A *symplectic manifold* is a smooth manifold \( M\) equipped with a non-degenerate closed 2-form \(\omega\). Symplectic manifolds generalize *phase spaces*, i.e. position and momentum coordinates. A smooth function \(H:M \rightarrow \mathbb{R}\) is called a *Hamiltonian*, and the flow of its associated Hamiltonian vector field \(X_H\), defined by the equation \(dH(\cdot) = \omega(X_H,\cdot)\), is called a *Hamiltonian flow*. Locally, the Hamiltonian flow is a solution curve to *Hamilton's differential equations* from classical mechanics.

When a Lie group \(G\) acts on a symplectic manifold \((M,\omega)\), it is natural to consider what sort of compatibility there might be between the group action and the symplectic form. The most obvious compatibility condition is to consider *symplectic actions*, i.e. assume \( g^\ast \omega = \omega \) for all \(g \in G\). A stronger condition is to require a symplectic group action to be *Hamiltonian*. This means that there is a morphism of Lie algebras \(\tilde{\mu}: \mathfrak{g} \rightarrow C^\infty(M)\) which satisfies a certain compatibility condition with the Hamiltonian vector fields. The momentum mapping associated with a Hamiltonian action of a Lie group \(G\) on a symplectic manifold \((M,\omega)\) is a map \(\mu:M \rightarrow \mathfrak{g}^\ast = \text{Hom}(\mathfrak{g},\mathbb{R})\) such that \( \mu(x)(X) = \tilde{\mu}_X(x)\).

Many of the results in the book under review concern properties of the momentum mapping associated with a Hamiltonian group action. The main result in the first half of the book is the *Convexity Theorem* of Atiyah and Guillemin-Sternberg, which says (in part) that the image of the momentum mapping for a Hamiltonian torus action on a compact connected symplectic manifold is the convex hull of the images of the fixed points of the action. In this case, the image \(\Delta = \mu(M) \subset \mathfrak{g}^\ast\) of the momentum mapping is called the associated *moment polytope*.

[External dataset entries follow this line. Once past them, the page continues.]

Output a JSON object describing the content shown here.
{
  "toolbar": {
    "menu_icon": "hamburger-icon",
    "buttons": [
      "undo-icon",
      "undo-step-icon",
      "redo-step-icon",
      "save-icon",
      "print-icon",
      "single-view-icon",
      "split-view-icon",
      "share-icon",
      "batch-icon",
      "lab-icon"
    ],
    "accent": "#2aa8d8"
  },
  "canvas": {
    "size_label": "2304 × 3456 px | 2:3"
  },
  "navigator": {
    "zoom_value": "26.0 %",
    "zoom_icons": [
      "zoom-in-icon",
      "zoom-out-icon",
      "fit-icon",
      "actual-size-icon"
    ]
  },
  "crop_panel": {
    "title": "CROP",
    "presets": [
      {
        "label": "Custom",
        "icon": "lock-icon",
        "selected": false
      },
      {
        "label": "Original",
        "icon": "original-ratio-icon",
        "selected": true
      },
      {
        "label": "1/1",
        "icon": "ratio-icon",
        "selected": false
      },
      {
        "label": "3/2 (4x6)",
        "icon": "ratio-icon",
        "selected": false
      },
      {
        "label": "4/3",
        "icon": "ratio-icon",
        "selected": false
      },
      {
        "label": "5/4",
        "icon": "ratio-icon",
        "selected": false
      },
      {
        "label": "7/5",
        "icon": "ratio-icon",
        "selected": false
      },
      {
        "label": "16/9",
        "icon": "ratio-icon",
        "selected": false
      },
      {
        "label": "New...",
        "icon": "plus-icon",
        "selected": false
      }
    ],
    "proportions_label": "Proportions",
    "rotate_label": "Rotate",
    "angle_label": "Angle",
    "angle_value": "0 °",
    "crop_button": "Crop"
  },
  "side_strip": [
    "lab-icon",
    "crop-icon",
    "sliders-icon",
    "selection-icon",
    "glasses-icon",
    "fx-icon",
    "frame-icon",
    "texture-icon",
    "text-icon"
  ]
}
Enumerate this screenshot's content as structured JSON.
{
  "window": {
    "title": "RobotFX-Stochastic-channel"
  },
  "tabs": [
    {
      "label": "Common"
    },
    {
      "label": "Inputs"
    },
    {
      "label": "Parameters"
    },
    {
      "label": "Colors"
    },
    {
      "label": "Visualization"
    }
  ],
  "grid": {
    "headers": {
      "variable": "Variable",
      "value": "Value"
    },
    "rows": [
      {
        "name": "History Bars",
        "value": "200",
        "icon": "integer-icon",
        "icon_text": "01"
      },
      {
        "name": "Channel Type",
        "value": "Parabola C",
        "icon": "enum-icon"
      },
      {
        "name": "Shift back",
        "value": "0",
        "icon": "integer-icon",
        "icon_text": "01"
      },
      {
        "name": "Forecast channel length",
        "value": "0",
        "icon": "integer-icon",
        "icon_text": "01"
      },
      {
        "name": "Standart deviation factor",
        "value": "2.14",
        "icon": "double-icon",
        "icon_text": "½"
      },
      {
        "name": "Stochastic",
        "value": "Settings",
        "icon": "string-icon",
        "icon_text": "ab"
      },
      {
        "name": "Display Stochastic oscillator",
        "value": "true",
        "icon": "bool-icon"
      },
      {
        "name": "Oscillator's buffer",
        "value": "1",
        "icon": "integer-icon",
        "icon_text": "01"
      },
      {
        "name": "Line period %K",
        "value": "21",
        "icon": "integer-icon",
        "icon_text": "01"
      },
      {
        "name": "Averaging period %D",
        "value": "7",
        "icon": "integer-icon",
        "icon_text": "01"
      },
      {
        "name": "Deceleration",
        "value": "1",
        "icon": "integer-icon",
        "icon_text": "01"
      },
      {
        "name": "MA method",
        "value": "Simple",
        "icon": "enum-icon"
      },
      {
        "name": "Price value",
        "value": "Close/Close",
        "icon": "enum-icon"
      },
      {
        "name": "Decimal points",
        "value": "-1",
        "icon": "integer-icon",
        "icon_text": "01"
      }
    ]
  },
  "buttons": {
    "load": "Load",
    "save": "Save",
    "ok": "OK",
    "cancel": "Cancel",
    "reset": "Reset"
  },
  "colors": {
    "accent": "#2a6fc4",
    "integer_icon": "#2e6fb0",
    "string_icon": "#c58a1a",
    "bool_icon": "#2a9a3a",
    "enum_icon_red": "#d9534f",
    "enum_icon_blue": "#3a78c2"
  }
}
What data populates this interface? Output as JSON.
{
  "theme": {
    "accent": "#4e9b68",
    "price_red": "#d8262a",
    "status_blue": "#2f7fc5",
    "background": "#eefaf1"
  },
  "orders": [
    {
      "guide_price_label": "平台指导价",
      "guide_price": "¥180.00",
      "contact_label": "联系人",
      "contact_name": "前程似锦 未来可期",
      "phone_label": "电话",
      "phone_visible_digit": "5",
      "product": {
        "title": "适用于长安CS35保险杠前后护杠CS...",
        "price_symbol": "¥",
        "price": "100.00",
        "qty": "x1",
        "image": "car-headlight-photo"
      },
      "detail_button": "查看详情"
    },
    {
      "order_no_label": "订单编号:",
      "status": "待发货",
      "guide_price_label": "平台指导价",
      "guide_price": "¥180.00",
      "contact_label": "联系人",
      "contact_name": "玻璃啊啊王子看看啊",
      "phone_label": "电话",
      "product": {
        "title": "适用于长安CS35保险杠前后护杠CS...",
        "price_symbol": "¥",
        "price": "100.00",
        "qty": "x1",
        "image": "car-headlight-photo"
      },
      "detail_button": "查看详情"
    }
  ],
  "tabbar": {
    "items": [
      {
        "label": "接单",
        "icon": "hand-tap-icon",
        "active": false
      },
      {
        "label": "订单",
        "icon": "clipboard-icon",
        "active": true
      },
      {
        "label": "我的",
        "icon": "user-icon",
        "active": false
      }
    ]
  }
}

When the Hamiltonian action of the torus on a compact connected symplectic manifold \((M,\omega)\) is effective and the dimension of the torus \(\mathbb{T}\) is half that of \(M\), the symplectic manifold \((M,\omega)\) is called a *toric manifold*. In this case, the image of the momentum manifold is a primitive polytope, and a result due to Delzant says that this *primitive polytope* completely determines the Hamiltonian \(\mathbb{T}\)-space. The authors fully explain this *Delzant correspondence* in their book, but they only prove half of the correspondence.

The later chapters in the book discuss other theorems concerning torus actions on manifolds, including a localization formula for equivariant homology due to Berline-Vergne and Atiyah-Bott, and the Duistermatt-Heckman Theorem, which describes how symplectic quotients of Hamiltonian torus actions vary in a neighborhood of a regular value of the momentum map. The results surveyed in the last two chapters of the book are mostly independent of the earlier results in the book. One chapter contains a brief introduction to geometric quantization and another contains a brief survey of representations of fundamental groups of 2-manifolds.

The word ``brief'' is a good descriptor for this book. It's part of the *Springer Briefs in Mathematics* series which describes itself as, ``concise summaries of cutting-edge research and practical applications''. This book fits that description and contains lots of nice examples. It might be useful to people looking for a summary of the main theorems surrounding momentum mappings of Hamiltonian torus actions. However, for a detailed approach to this topic, the reader should consider Michèle Audin's excellent book *Torus Actions on Symplectic Manifolds*.